Dataset rows for apps and sites:
· · · · · · ·

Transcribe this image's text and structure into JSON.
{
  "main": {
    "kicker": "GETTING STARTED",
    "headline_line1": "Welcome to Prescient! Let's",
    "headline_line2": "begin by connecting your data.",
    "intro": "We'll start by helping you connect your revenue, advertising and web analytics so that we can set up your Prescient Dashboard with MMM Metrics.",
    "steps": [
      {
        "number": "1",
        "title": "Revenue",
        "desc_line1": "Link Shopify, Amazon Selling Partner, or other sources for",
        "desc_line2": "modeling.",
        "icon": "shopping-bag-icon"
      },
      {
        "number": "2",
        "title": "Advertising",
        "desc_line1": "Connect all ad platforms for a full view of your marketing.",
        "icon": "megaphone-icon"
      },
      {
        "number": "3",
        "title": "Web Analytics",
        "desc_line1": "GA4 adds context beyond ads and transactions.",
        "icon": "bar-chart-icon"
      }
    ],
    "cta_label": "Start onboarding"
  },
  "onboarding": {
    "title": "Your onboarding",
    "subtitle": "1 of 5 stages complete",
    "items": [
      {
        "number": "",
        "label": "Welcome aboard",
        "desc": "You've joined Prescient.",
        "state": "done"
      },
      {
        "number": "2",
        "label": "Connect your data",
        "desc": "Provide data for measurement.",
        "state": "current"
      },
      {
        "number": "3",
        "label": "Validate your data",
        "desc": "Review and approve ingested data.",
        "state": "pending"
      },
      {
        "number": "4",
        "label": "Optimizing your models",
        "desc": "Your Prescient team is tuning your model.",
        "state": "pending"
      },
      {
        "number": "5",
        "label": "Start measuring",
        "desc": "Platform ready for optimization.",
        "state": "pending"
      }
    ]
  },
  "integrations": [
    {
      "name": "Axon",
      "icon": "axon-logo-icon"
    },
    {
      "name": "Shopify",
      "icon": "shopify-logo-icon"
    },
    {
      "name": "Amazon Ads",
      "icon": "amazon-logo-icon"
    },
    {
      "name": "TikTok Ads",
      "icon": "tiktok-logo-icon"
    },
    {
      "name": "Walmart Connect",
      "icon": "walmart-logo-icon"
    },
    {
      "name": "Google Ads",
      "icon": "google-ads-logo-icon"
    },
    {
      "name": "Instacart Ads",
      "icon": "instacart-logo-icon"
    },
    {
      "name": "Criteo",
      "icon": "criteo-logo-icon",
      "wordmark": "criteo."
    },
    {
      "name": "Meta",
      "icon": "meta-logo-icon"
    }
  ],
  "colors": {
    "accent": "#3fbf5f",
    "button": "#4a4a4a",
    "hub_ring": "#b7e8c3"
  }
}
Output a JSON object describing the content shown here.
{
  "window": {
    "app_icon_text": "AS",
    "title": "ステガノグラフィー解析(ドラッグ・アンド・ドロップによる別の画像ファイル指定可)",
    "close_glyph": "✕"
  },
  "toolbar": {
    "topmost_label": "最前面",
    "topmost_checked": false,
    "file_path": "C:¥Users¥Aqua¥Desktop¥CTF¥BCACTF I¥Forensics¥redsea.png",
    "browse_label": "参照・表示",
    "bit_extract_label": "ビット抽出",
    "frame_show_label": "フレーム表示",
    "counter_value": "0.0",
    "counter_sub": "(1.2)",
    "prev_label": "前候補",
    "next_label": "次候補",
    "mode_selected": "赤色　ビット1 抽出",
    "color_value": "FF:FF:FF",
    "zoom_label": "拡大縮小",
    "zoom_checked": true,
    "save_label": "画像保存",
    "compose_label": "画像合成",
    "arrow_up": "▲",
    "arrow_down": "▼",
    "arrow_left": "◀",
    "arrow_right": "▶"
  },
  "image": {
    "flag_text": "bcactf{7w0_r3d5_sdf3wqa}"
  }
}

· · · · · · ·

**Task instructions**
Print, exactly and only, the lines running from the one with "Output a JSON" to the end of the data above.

**Your solution**
Output a JSON object describing the content shown here.
{
  "window": {
    "app_icon_text": "AS",
    "title": "ステガノグラフィー解析(ドラッグ・アンド・ドロップによる別の画像ファイル指定可)",
    "close_glyph": "✕"
  },
  "toolbar": {
    "topmost_label": "最前面",
    "topmost_checked": false,
    "file_path": "C:¥Users¥Aqua¥Desktop¥CTF¥BCACTF I¥Forensics¥redsea.png",
    "browse_label": "参照・表示",
    "bit_extract_label": "ビット抽出",
    "frame_show_label": "フレーム表示",
    "counter_value": "0.0",
    "counter_sub": "(1.2)",
    "prev_label": "前候補",
    "next_label": "次候補",
    "mode_selected": "赤色　ビット1 抽出",
    "color_value": "FF:FF:FF",
    "zoom_label": "拡大縮小",
    "zoom_checked": true,
    "save_label": "画像保存",
    "compose_label": "画像合成",
    "arrow_up": "▲",
    "arrow_down": "▼",
    "arrow_left": "◀",
    "arrow_right": "▶"
  },
  "image": {
    "flag_text": "bcactf{7w0_r3d5_sdf3wqa}"
  }
}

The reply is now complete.